[Excerpts from an interface dataset]
● ● ●

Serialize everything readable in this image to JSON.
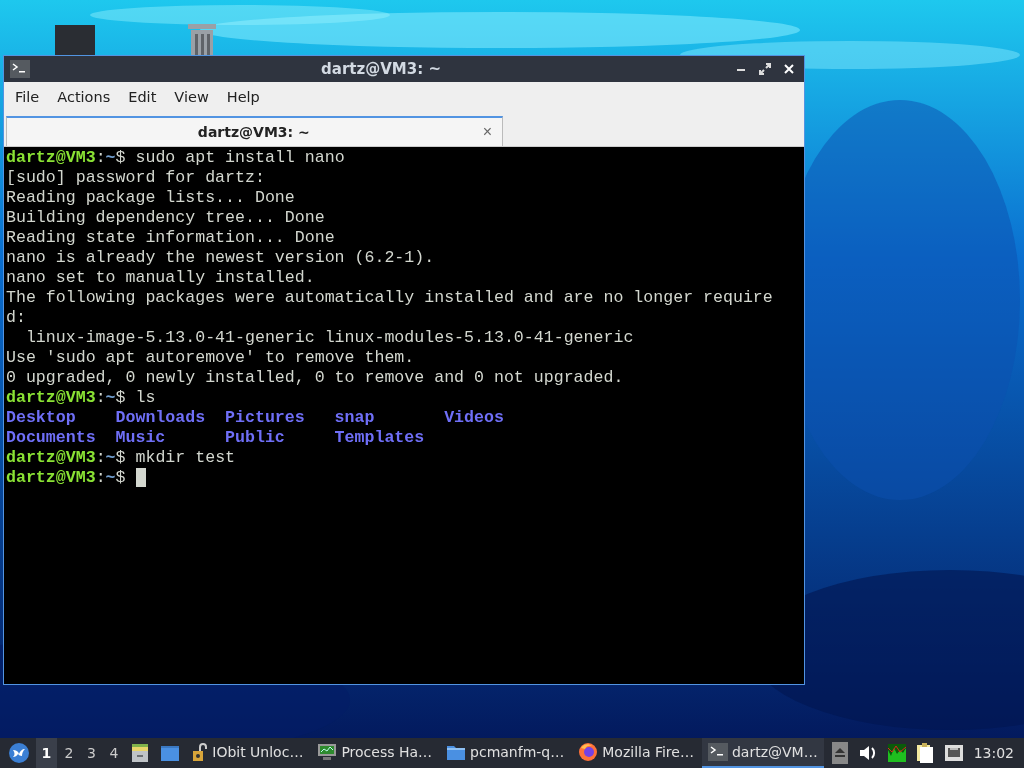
{
  "desktop": {
    "icons": [
      {
        "kind": "folder"
      },
      {
        "kind": "trash"
      }
    ]
  },
  "window": {
    "title": "dartz@VM3: ~",
    "menu": [
      "File",
      "Actions",
      "Edit",
      "View",
      "Help"
    ],
    "tabs": [
      {
        "label": "dartz@VM3: ~",
        "selected": true,
        "close": "×"
      }
    ],
    "terminal": [
      {
        "kind": "prompt",
        "user": "dartz@VM3",
        "separator": ":",
        "path": "~",
        "symbol": "$",
        "command": " sudo apt install nano",
        "cursor": false
      },
      {
        "kind": "text",
        "text": "[sudo] password for dartz:"
      },
      {
        "kind": "text",
        "text": "Reading package lists... Done"
      },
      {
        "kind": "text",
        "text": "Building dependency tree... Done"
      },
      {
        "kind": "text",
        "text": "Reading state information... Done"
      },
      {
        "kind": "text",
        "text": "nano is already the newest version (6.2-1)."
      },
      {
        "kind": "text",
        "text": "nano set to manually installed."
      },
      {
        "kind": "text",
        "text": "The following packages were automatically installed and are no longer require"
      },
      {
        "kind": "text",
        "text": "d:"
      },
      {
        "kind": "text",
        "text": "  linux-image-5.13.0-41-generic linux-modules-5.13.0-41-generic"
      },
      {
        "kind": "text",
        "text": "Use 'sudo apt autoremove' to remove them."
      },
      {
        "kind": "text",
        "text": "0 upgraded, 0 newly installed, 0 to remove and 0 not upgraded."
      },
      {
        "kind": "prompt",
        "user": "dartz@VM3",
        "separator": ":",
        "path": "~",
        "symbol": "$",
        "command": " ls",
        "cursor": false
      },
      {
        "kind": "listing",
        "items": [
          "Desktop",
          "Downloads",
          "Pictures",
          "snap",
          "Videos"
        ]
      },
      {
        "kind": "listing",
        "items": [
          "Documents",
          "Music",
          "Public",
          "Templates"
        ]
      },
      {
        "kind": "prompt",
        "user": "dartz@VM3",
        "separator": ":",
        "path": "~",
        "symbol": "$",
        "command": " mkdir test",
        "cursor": false
      },
      {
        "kind": "prompt",
        "user": "dartz@VM3",
        "separator": ":",
        "path": "~",
        "symbol": "$",
        "cursor": true
      }
    ]
  },
  "taskbar": {
    "workspaces": [
      {
        "label": "1",
        "selected": true
      },
      {
        "label": "2",
        "selected": false
      },
      {
        "label": "3",
        "selected": false
      },
      {
        "label": "4",
        "selected": false
      }
    ],
    "launchers": [
      {
        "kind": "cabinet"
      },
      {
        "kind": "window"
      }
    ],
    "tasks": [
      {
        "kind": "lock",
        "label": "IObit Unloc…",
        "selected": false
      },
      {
        "kind": "monitor",
        "label": "Process Ha…",
        "selected": false
      },
      {
        "kind": "folder",
        "label": "pcmanfm-q…",
        "selected": false
      },
      {
        "kind": "browser",
        "label": "Mozilla Fire…",
        "selected": false
      },
      {
        "kind": "terminal",
        "label": "dartz@VM…",
        "selected": true
      }
    ],
    "tray": [
      {
        "kind": "eject"
      },
      {
        "kind": "volume"
      },
      {
        "kind": "graph"
      },
      {
        "kind": "notes"
      },
      {
        "kind": "network"
      }
    ],
    "clock": "13:02"
  }
}
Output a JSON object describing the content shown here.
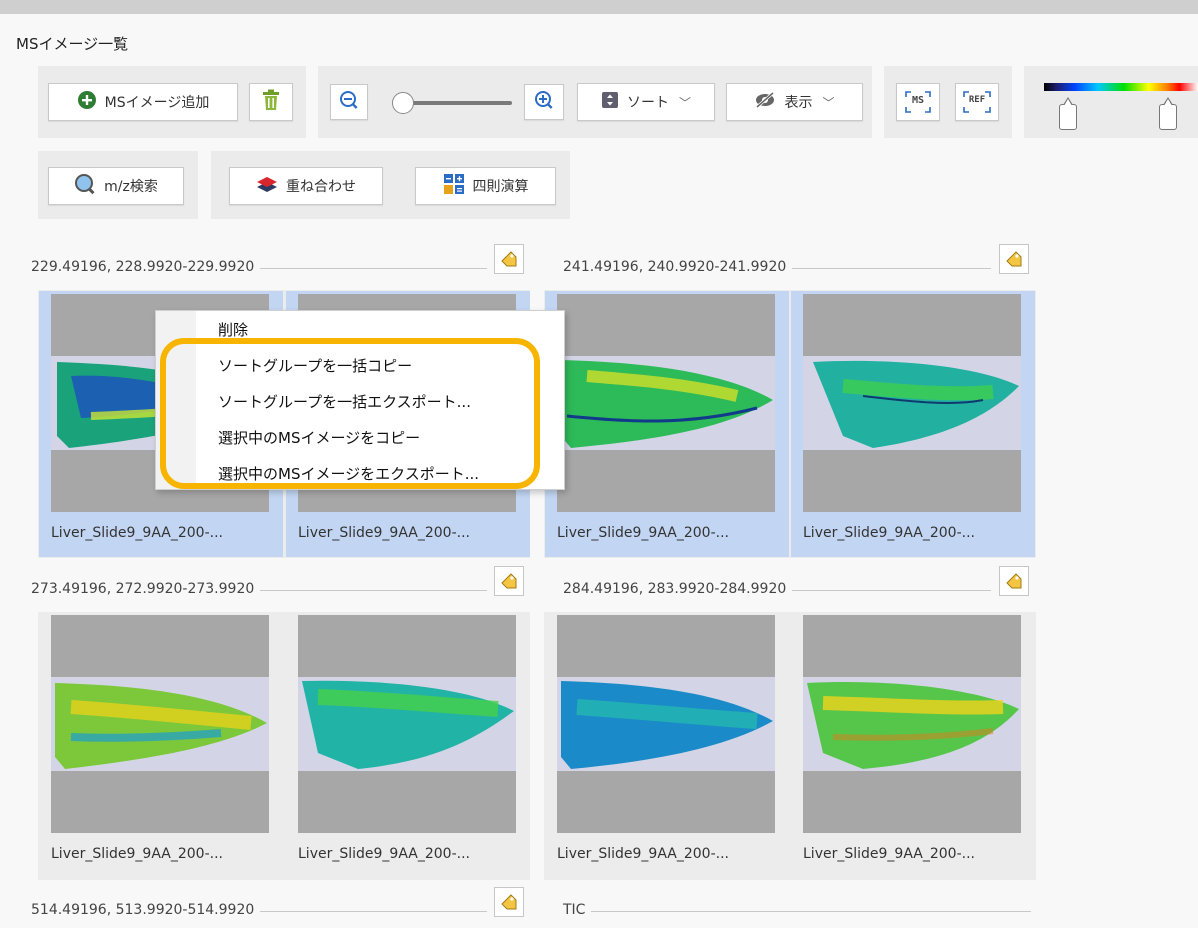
{
  "window": {
    "title": "MSイメージ一覧"
  },
  "toolbar": {
    "add_label": "MSイメージ追加",
    "sort_label": "ソート",
    "view_label": "表示",
    "ms_label": "MS",
    "ref_label": "REF",
    "mz_search_label": "m/z検索",
    "overlay_label": "重ね合わせ",
    "arith_label": "四則演算",
    "zoom_level": 0
  },
  "colors": {
    "accent_orange": "#f7b400",
    "selection": "#c2d6f3",
    "add_green": "#2f7d32"
  },
  "groups": [
    {
      "label": "229.49196, 228.9920-229.9920",
      "tiles": [
        {
          "name": "Liver_Slide9_9AA_200-...",
          "selected": true
        },
        {
          "name": "Liver_Slide9_9AA_200-...",
          "selected": true
        }
      ]
    },
    {
      "label": "241.49196, 240.9920-241.9920",
      "tiles": [
        {
          "name": "Liver_Slide9_9AA_200-...",
          "selected": true
        },
        {
          "name": "Liver_Slide9_9AA_200-...",
          "selected": true
        }
      ]
    },
    {
      "label": "273.49196, 272.9920-273.9920",
      "tiles": [
        {
          "name": "Liver_Slide9_9AA_200-...",
          "selected": false
        },
        {
          "name": "Liver_Slide9_9AA_200-...",
          "selected": false
        }
      ]
    },
    {
      "label": "284.49196, 283.9920-284.9920",
      "tiles": [
        {
          "name": "Liver_Slide9_9AA_200-...",
          "selected": false
        },
        {
          "name": "Liver_Slide9_9AA_200-...",
          "selected": false
        }
      ]
    },
    {
      "label": "514.49196, 513.9920-514.9920",
      "tiles": []
    },
    {
      "label": "TIC",
      "tiles": []
    }
  ],
  "context_menu": {
    "items": [
      {
        "label": "削除"
      },
      {
        "label": "ソートグループを一括コピー"
      },
      {
        "label": "ソートグループを一括エクスポート..."
      },
      {
        "label": "選択中のMSイメージをコピー"
      },
      {
        "label": "選択中のMSイメージをエクスポート..."
      }
    ]
  }
}
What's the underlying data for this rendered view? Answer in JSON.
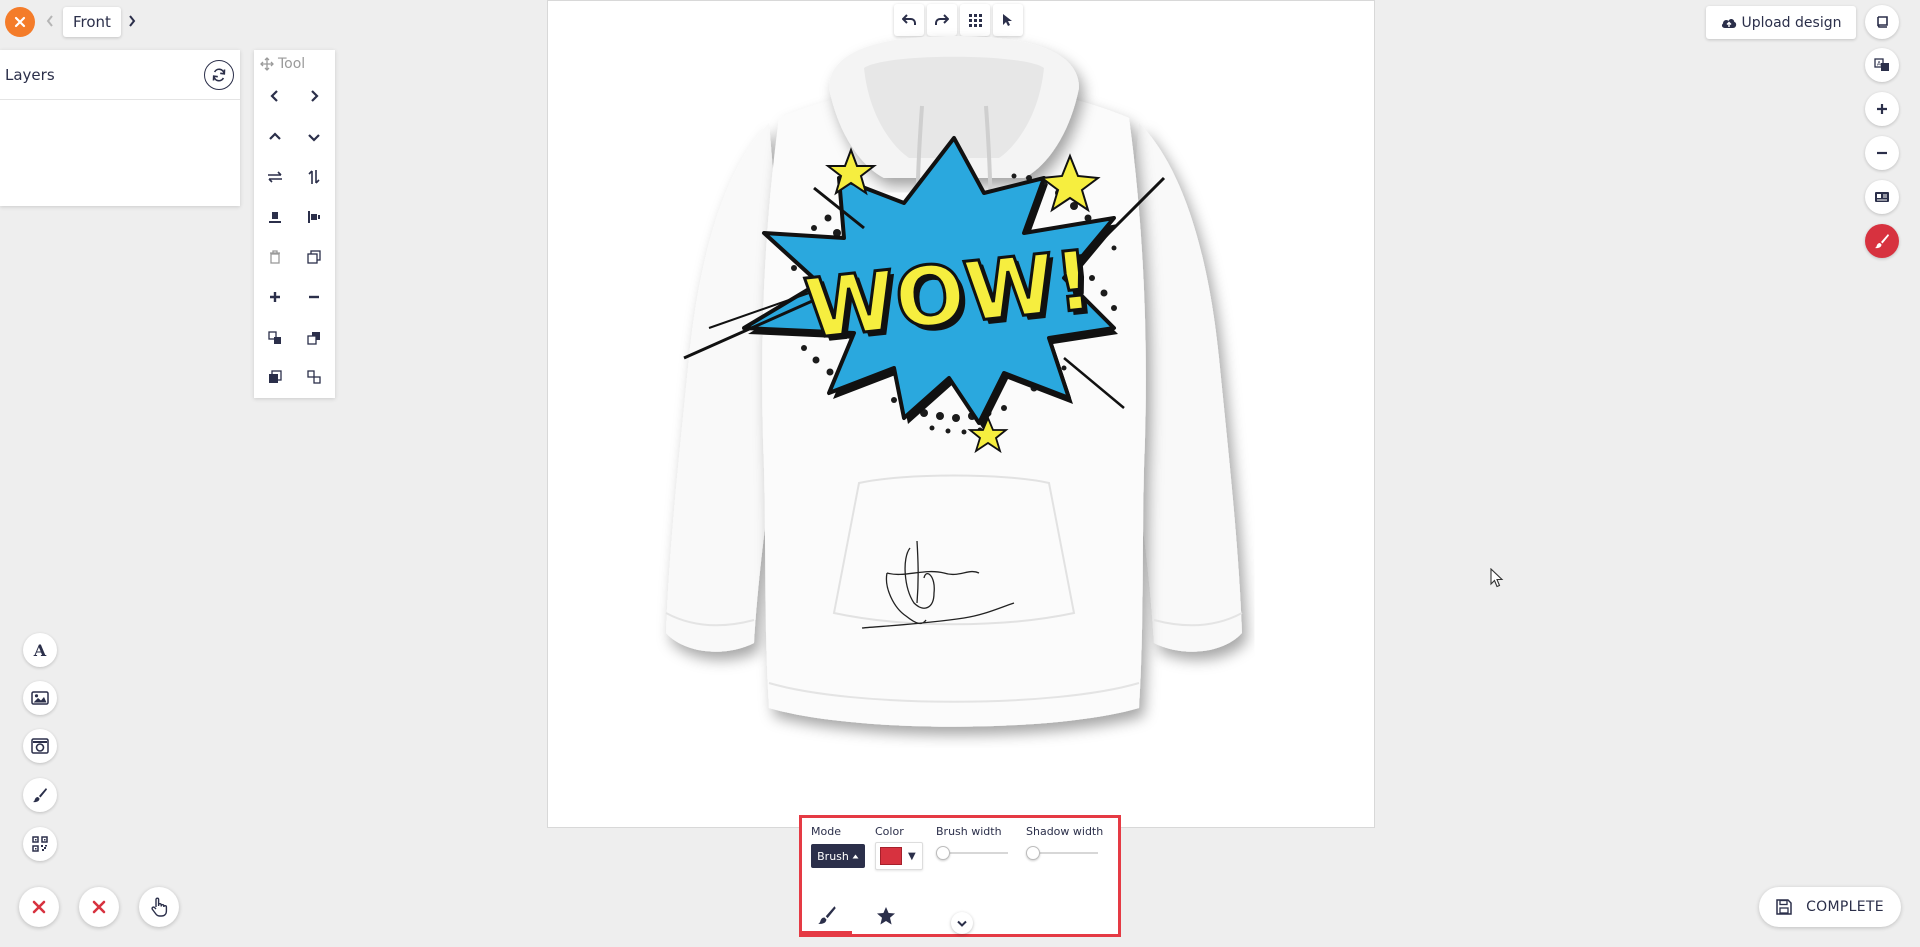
{
  "nav": {
    "side_label": "Front",
    "close_icon": "close-icon",
    "prev_icon": "chevron-left-icon",
    "next_icon": "chevron-right-icon"
  },
  "layers": {
    "title": "Layers",
    "refresh_icon": "refresh-icon"
  },
  "tool_panel": {
    "title": "Tool",
    "buttons": [
      "move-left",
      "move-right",
      "move-up",
      "move-down",
      "flip-horizontal",
      "flip-vertical",
      "align-bottom",
      "align-center",
      "delete",
      "duplicate",
      "zoom-in",
      "zoom-out",
      "bring-forward",
      "send-backward",
      "bring-to-front",
      "send-to-back"
    ]
  },
  "canvas_toolbar": [
    "undo",
    "redo",
    "grid",
    "select-pointer"
  ],
  "upload_button": {
    "label": "Upload design",
    "icon": "cloud-upload-icon"
  },
  "right_tools": [
    "book-icon",
    "translate-icon",
    "zoom-in-icon",
    "zoom-out-icon",
    "id-card-icon",
    "brush-icon"
  ],
  "left_tools": [
    "text-icon",
    "image-icon",
    "camera-icon",
    "brush-icon",
    "qr-code-icon"
  ],
  "bottom_actions": [
    "clear-icon",
    "delete-icon",
    "hand-pointer-icon"
  ],
  "brush_panel": {
    "mode_label": "Mode",
    "mode_value": "Brush",
    "color_label": "Color",
    "color_value": "#d7323f",
    "brush_width_label": "Brush width",
    "shadow_width_label": "Shadow width",
    "tabs": [
      "brush-tab",
      "star-tab"
    ]
  },
  "complete_button": {
    "label": "COMPLETE"
  },
  "colors": {
    "accent": "#d7323f",
    "brand_orange": "#f47c2a",
    "navy": "#2b2f4a"
  },
  "artwork": {
    "text": "WOW!"
  }
}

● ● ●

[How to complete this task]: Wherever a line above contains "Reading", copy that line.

[Your response]:
        "text": "Reading package lists... Done"
        "text": "Reading state information... Done"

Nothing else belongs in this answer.